- **What to produce**
Although the records include pictures, print only the rest, exactly as written.

- **Extracted information**
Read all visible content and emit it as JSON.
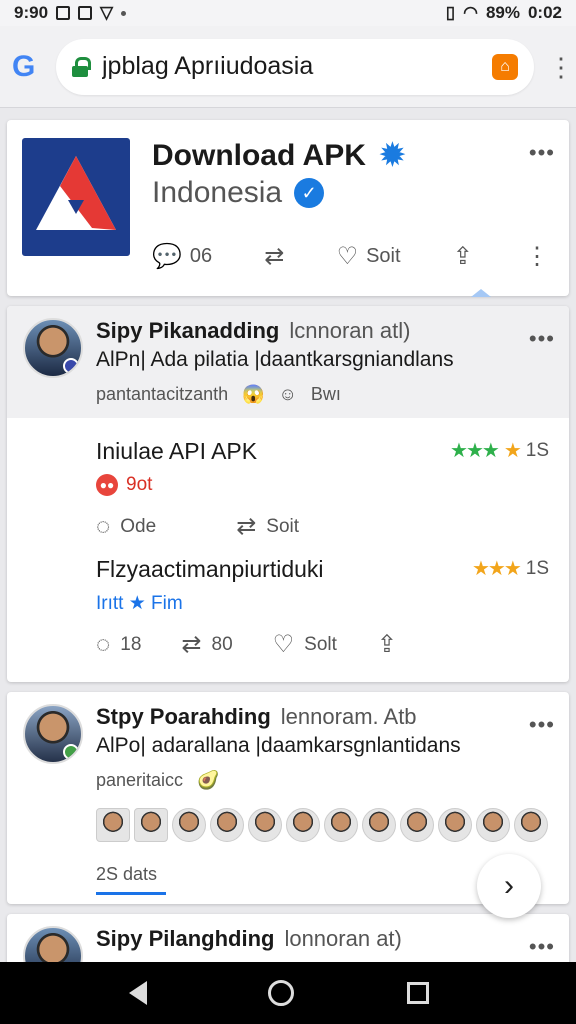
{
  "status": {
    "time": "9:90",
    "battery": "89%",
    "clock": "0:02"
  },
  "browser": {
    "url": "jpblag Aprıiudoasia"
  },
  "app": {
    "title": "Download APK",
    "subtitle": "Indonesia",
    "comments": "06",
    "likes": "Soit"
  },
  "post1": {
    "name": "Sipy Pikanadding",
    "handle": "lcnnoran atl)",
    "text": "AlPn| Ada pilatia  |daantkarsgniandlans",
    "meta": "pantantacitzanth",
    "meta2": "Bwı"
  },
  "item1": {
    "title": "Iniulae API APK",
    "count": "1S",
    "tag": "9ot",
    "comment": "Ode",
    "share": "Soit"
  },
  "item2": {
    "title": "Flzyaactimanpiurtiduki",
    "count": "1S",
    "tag": "Irıtt ★ Fim",
    "comments": "18",
    "retweets": "80",
    "likes": "Solt"
  },
  "post2": {
    "name": "Stpy Poarahding",
    "handle": "lennoram. Atb",
    "text": "AlPo| adarallana  |daamkarsgnlantidans",
    "meta": "paneritaicc",
    "count": "2S dats"
  },
  "post3": {
    "name": "Sipy Pilanghding",
    "handle": "lonnoran at)"
  }
}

- **Expected output**
Read all visible content and emit it as JSON.
{
  "status": {
    "time": "9:90",
    "battery": "89%",
    "clock": "0:02"
  },
  "browser": {
    "url": "jpblag Aprıiudoasia"
  },
  "app": {
    "title": "Download APK",
    "subtitle": "Indonesia",
    "comments": "06",
    "likes": "Soit"
  },
  "post1": {
    "name": "Sipy Pikanadding",
    "handle": "lcnnoran atl)",
    "text": "AlPn| Ada pilatia  |daantkarsgniandlans",
    "meta": "pantantacitzanth",
    "meta2": "Bwı"
  },
  "item1": {
    "title": "Iniulae API APK",
    "count": "1S",
    "tag": "9ot",
    "comment": "Ode",
    "share": "Soit"
  },
  "item2": {
    "title": "Flzyaactimanpiurtiduki",
    "count": "1S",
    "tag": "Irıtt ★ Fim",
    "comments": "18",
    "retweets": "80",
    "likes": "Solt"
  },
  "post2": {
    "name": "Stpy Poarahding",
    "handle": "lennoram. Atb",
    "text": "AlPo| adarallana  |daamkarsgnlantidans",
    "meta": "paneritaicc",
    "count": "2S dats"
  },
  "post3": {
    "name": "Sipy Pilanghding",
    "handle": "lonnoran at)"
  }
}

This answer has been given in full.